Parents are encouraged to set up a bank account when their kids are born and get a head start on putting their children on a path to financial independence. As kids get older, helping them manage a bank account teaches essential money management skills that will enable them to be financially responsible adults. These habits, when formed early on, can be maintained throughout adulthood. Get started early and learn how to manage your child’s money with a children’s savings account.
Setting up your children’s savings account
Now that you’ve decided to open a children’s savings account, where do you start? The answer depends on your objective and also the age of your child. Are you opening a children’s savings account to start a college fund? Will this account operate as a savings for gifts, allowances and other money your child receives? Or does your teen want an account to save his or her babysitting money? This is your first task: Decide why you’re opening the children’s savings account.
After you settle on an objective, you can browse the different accounts offered for minors. Since your child is under 18 years old he or she cannot open an account on their own. With a birth certificate, parents can co-sign and open an account for their child at birth.
What to remember
Consider opening a children’s savings account at a bank in close proximity to your home. Younger children may enjoy being able to physically visit the bank like mom and dad and make their own deposits. Using online banking can also be helpful for kids. Plus, parents can transfer and track allowances online. There’s always the option to open online bank accounts, which are known to have higher interest rates.
What is the best children’s savings account? It depends what’s best for you. Generally look for an account with high interest rates and low (or preferably zero) minimum balances and maintenance fees. While a piggy bank teaches kids how to store money, a bank account shows kids about getting their money to work for them through compound interest. Credit unions may provide higher interest rates for children’s savings accounts, but you may have to become a member to open an account. The bottom line is do your research and, when in doubt, ask your financial specialist or bank representative before opening an account.
The good news is many children’s saving accounts don’t charge monthly maintenance fees and they have low minimum balances, if any at all. As well as looking out for unnecessary banking fees, make sure to check if your children’s savings account has a minimum number deposits required per month. Are there fees associated with an inactive account? Some accounts are only free if you enroll in electronic statements.

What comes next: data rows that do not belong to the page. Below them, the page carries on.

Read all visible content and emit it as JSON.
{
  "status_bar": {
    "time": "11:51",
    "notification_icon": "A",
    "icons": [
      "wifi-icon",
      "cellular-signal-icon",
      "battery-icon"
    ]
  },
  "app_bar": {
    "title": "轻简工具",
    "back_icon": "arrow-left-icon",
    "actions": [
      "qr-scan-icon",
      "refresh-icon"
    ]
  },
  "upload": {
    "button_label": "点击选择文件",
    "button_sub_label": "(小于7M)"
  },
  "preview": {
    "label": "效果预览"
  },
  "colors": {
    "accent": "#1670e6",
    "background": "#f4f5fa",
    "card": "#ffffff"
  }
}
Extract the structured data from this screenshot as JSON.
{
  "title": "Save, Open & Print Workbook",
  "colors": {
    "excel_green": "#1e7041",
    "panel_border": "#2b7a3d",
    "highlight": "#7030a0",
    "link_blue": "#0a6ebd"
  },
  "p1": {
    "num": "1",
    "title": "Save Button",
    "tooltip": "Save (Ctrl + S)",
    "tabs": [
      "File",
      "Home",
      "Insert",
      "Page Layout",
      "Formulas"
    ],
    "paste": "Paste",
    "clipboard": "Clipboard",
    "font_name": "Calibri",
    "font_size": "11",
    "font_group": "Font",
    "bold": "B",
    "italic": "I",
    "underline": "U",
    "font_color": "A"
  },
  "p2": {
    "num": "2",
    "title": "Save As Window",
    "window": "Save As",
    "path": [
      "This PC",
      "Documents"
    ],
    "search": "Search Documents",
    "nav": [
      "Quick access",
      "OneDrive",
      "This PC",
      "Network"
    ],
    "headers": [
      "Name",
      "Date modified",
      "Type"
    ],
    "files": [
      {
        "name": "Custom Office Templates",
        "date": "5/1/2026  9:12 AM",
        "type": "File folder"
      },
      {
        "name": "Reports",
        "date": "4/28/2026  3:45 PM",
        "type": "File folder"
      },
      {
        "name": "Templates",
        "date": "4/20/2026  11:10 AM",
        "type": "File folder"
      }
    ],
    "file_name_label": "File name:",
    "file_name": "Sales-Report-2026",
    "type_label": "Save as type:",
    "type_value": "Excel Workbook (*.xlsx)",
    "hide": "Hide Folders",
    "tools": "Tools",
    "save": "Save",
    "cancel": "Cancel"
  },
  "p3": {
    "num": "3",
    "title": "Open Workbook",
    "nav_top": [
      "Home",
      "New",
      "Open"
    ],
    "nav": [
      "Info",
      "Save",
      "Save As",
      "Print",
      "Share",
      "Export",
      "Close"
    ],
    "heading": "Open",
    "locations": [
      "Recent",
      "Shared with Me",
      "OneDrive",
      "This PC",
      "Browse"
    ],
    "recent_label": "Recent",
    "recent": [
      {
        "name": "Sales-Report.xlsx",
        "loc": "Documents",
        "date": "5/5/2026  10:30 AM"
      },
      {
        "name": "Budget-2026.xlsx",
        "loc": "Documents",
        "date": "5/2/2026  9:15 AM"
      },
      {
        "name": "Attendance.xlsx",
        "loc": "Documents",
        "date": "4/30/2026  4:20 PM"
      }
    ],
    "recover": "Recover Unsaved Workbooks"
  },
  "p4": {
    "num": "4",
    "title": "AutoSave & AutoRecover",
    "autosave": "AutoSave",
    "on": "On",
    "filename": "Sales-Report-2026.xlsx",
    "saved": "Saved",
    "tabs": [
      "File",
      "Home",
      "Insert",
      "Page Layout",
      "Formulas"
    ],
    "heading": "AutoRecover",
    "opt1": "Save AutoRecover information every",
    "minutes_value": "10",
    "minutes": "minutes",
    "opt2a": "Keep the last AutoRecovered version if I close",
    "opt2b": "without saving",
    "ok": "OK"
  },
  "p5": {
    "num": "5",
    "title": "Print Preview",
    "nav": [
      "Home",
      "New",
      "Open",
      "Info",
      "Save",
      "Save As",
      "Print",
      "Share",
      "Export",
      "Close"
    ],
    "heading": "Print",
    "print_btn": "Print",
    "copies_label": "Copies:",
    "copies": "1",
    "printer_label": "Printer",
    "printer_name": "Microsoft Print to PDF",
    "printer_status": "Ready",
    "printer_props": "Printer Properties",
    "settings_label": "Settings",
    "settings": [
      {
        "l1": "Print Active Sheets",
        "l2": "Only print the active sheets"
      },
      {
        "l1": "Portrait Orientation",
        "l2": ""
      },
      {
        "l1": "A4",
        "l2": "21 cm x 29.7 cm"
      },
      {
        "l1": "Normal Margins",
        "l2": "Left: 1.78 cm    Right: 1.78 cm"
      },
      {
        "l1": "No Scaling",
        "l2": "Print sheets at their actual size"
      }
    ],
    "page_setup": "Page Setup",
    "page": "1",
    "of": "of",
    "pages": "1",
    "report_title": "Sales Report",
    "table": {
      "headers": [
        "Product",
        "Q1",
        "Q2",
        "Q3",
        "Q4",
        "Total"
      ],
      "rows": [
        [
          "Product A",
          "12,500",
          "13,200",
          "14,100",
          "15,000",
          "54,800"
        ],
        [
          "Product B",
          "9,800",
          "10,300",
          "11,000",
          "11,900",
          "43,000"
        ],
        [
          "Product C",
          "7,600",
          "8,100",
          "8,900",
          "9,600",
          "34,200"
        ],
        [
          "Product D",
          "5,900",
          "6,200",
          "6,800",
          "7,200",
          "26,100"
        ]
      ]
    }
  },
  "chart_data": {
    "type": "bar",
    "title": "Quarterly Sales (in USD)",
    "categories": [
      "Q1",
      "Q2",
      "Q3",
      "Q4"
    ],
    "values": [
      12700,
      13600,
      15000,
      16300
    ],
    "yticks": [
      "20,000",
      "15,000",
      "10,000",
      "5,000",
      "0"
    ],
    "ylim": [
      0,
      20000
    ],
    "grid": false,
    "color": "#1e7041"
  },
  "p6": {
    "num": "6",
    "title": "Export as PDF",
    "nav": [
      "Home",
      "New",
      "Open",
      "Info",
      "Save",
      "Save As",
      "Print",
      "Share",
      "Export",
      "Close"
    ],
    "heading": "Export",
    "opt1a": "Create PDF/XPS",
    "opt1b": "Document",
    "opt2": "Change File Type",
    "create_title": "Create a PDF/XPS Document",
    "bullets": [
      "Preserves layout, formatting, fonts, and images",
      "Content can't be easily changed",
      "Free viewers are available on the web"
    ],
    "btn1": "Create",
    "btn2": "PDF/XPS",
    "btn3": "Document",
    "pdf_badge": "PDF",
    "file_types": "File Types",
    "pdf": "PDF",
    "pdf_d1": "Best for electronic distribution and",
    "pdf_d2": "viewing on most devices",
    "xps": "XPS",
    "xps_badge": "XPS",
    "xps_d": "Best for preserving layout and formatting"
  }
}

These are important questions to get answered. Avoiding banking fees saves your child from an unpleasant lesson in money management. Get educated about your banking options so you and your child don’t have surprises later.
Managing a kid’s savings account
Opening a children’s savings account teaches your kids about budgeting and managing their finances. To help them manage their money, ask about their short and long term goals. Are they saving money for a bike or phone? See if the bank provides budget tracking programs for kids. This is the perfect opportunity to teach your child how they can save money and make purchases independent of mom or dad.
Fun fact: Kids saving accounts often with kid-friendly perks. Some banks give prizes to kids when they meet certain savings goals. Other banks provide first-time customer gifts for kids like piggy banks. Banks often allow parents to customize controls of the children’s savings account. As children grow older, parents can let go of the reins. Eventually in your child’s teen years, you can help them open a checking account with a debit card. Check with your bank to see how, as your child grows older, you can provide them with more financial responsibility.
More and more cities are adopting programs to help increase the number of children’s savings accounts, a push specifically made to help children pay for college. Across 29 states, there were 313,000 kids with children’s savings accounts by the end of 2016, according to the Corporation for Enterprise Development.
Jump on the bandwagon! Remember this is a learning experience. And all journeys, especially financial ones, come with learning curves. So take comfort in knowing that as a parent you can monitor you child’s savings account activity to hold their hand when needed and let them fly free when it’s time to open a teen savings account.
Do you have any advice to add to this article? Let us know about your experiences with childrens savings accounts in the comments section below.
For help paying for college, visit AAA.com/StudentLending.